(Source data)

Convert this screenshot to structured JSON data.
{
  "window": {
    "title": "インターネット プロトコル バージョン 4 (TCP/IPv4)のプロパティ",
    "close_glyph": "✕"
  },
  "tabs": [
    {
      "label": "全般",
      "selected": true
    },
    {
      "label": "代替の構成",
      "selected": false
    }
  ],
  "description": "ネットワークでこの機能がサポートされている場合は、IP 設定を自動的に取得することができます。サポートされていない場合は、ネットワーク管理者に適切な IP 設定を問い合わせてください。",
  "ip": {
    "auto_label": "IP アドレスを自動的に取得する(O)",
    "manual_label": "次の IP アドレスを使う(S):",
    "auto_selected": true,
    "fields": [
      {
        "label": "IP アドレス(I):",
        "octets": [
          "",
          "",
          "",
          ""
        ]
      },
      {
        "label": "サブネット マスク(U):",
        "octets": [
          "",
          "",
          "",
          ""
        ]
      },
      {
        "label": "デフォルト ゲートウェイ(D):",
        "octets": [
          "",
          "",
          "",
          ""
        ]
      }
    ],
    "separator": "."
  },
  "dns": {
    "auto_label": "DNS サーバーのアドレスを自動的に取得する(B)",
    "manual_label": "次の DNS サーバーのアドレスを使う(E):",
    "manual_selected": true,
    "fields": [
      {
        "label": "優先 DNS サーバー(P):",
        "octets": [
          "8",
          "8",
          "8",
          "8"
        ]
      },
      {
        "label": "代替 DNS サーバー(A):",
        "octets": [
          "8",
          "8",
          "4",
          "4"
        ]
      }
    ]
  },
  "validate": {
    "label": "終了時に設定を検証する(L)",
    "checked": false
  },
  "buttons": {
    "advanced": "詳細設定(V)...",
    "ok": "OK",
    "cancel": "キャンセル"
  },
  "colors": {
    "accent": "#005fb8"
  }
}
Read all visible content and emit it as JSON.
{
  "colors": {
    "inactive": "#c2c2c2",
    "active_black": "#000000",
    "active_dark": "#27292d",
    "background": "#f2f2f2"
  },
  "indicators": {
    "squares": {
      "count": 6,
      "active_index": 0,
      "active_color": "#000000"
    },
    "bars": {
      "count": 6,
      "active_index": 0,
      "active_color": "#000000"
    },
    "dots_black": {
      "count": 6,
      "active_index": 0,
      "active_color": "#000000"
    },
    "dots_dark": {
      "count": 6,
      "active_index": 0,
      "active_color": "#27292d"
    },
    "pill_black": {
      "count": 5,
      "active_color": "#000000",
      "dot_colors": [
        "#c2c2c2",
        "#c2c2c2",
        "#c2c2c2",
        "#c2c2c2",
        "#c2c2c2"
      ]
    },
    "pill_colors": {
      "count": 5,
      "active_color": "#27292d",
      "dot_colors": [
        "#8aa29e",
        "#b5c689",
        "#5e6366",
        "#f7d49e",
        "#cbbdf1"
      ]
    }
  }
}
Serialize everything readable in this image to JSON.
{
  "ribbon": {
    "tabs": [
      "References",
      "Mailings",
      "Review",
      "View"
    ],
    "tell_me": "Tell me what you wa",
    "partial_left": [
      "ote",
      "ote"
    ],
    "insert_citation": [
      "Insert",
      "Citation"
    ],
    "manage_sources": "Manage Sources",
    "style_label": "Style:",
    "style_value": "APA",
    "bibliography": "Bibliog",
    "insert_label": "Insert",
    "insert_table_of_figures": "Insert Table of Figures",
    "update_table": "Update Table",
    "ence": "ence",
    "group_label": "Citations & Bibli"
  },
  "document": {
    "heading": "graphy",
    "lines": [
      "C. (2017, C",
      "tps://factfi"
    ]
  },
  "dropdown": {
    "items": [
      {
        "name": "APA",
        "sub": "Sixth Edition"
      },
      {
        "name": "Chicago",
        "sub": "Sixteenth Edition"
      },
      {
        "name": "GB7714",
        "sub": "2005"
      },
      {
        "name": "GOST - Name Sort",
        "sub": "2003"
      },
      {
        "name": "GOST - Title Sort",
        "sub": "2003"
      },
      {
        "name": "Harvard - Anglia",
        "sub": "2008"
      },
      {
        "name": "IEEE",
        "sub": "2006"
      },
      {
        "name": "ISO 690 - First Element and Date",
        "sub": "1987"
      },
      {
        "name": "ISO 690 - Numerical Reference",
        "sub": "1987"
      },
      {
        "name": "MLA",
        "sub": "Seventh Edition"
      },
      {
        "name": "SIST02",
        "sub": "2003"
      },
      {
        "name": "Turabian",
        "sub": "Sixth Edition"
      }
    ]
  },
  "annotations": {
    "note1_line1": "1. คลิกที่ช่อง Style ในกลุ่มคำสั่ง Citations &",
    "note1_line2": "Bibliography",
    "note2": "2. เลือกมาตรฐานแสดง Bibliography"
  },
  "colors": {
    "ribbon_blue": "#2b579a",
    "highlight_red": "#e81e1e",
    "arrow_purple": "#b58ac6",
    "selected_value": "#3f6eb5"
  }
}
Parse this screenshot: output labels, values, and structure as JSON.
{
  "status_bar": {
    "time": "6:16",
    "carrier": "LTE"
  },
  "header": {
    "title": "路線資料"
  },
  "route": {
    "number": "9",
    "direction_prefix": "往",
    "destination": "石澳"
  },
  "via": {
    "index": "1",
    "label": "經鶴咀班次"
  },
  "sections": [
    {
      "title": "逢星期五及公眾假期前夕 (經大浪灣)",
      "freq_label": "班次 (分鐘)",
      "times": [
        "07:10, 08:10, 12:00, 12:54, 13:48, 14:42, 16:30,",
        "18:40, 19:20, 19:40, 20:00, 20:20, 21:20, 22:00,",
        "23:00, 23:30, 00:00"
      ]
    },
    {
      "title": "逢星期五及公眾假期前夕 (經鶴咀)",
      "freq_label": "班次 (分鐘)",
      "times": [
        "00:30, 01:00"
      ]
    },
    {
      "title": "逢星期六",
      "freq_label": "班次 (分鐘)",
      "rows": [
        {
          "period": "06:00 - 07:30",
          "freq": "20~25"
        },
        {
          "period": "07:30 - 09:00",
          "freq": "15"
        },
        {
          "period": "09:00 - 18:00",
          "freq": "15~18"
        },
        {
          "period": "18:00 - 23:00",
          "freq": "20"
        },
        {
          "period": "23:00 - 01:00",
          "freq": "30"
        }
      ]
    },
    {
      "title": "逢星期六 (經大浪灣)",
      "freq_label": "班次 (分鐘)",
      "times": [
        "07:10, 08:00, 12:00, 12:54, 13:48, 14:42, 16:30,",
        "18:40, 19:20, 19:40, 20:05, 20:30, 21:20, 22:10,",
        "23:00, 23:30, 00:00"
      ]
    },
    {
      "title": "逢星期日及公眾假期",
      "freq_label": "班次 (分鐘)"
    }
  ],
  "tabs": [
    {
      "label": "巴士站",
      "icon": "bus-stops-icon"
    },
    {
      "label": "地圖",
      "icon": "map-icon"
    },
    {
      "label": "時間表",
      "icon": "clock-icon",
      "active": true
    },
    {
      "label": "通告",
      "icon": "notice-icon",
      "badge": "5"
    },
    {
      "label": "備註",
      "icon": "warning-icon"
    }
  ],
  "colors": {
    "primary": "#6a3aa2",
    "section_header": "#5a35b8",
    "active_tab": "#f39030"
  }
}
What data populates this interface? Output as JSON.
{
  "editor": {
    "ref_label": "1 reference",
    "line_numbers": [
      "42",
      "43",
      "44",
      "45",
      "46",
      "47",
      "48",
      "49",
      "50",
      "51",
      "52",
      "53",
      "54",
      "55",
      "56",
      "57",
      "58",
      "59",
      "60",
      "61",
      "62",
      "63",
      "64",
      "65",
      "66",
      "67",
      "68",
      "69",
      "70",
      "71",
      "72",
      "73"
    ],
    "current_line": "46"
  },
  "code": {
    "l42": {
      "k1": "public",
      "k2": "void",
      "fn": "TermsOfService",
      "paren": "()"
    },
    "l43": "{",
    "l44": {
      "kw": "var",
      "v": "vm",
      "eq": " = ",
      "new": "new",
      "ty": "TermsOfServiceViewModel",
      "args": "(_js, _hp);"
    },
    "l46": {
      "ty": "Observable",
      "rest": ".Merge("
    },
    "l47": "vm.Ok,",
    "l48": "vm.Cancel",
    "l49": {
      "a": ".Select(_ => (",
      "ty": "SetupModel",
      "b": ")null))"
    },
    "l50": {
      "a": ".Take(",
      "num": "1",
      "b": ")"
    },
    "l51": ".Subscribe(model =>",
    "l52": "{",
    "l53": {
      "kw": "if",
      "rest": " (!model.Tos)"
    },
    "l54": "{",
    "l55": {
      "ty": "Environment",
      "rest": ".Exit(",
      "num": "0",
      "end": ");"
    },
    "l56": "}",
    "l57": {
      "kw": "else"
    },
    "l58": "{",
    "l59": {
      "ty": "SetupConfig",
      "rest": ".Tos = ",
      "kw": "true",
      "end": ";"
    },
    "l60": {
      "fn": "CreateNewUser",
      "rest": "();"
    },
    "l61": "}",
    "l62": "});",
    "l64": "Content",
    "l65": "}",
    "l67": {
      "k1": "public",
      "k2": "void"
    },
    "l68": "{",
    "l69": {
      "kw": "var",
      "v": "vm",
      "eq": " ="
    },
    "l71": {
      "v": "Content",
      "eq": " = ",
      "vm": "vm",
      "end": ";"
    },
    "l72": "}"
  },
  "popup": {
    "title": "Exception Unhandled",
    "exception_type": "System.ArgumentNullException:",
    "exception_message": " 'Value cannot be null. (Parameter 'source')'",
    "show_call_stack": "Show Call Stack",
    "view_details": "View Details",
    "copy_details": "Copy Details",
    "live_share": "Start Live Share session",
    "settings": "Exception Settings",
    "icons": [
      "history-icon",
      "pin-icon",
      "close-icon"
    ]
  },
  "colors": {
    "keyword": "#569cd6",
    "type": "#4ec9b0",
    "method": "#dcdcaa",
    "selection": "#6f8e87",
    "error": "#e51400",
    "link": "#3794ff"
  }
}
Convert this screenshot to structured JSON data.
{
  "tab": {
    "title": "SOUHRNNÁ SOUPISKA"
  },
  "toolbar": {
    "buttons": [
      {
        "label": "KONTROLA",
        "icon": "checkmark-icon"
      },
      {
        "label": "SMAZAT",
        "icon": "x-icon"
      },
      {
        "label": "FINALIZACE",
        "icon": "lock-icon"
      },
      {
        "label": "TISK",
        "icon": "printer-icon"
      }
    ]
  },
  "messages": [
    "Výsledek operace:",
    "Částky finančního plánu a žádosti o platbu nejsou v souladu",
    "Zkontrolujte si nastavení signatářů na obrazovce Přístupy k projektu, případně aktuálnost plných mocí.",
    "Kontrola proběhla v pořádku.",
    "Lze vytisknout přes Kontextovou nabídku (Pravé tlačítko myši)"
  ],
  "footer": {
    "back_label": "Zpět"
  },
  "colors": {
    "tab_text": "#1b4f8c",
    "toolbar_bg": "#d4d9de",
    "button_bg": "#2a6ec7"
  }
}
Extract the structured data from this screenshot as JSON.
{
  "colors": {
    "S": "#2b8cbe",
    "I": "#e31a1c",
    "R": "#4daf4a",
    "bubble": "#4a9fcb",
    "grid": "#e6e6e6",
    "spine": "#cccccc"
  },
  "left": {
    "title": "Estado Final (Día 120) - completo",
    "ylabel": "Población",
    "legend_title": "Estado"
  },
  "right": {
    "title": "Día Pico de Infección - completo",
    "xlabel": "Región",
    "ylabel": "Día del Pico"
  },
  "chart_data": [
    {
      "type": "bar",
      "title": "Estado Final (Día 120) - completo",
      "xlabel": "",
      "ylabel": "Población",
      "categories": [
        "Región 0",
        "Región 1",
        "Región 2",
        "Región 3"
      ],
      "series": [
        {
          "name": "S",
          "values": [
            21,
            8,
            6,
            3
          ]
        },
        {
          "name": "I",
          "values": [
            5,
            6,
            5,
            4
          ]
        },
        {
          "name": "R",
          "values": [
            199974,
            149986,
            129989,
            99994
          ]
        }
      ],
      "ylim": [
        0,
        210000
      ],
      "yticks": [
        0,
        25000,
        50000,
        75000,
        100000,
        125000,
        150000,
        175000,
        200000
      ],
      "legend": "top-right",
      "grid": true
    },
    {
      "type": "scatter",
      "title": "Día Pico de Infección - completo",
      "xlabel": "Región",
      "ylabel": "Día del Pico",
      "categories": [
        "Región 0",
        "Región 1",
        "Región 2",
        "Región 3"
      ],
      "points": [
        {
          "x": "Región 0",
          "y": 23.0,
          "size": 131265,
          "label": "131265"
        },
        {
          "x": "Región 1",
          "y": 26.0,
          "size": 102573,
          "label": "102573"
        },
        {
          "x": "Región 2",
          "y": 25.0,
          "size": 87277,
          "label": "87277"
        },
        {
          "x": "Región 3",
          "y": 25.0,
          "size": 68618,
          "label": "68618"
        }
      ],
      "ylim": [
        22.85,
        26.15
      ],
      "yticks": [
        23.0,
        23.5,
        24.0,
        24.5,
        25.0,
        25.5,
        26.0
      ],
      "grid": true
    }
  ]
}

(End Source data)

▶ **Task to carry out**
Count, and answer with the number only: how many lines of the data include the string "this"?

▶ **Solved exercise**
6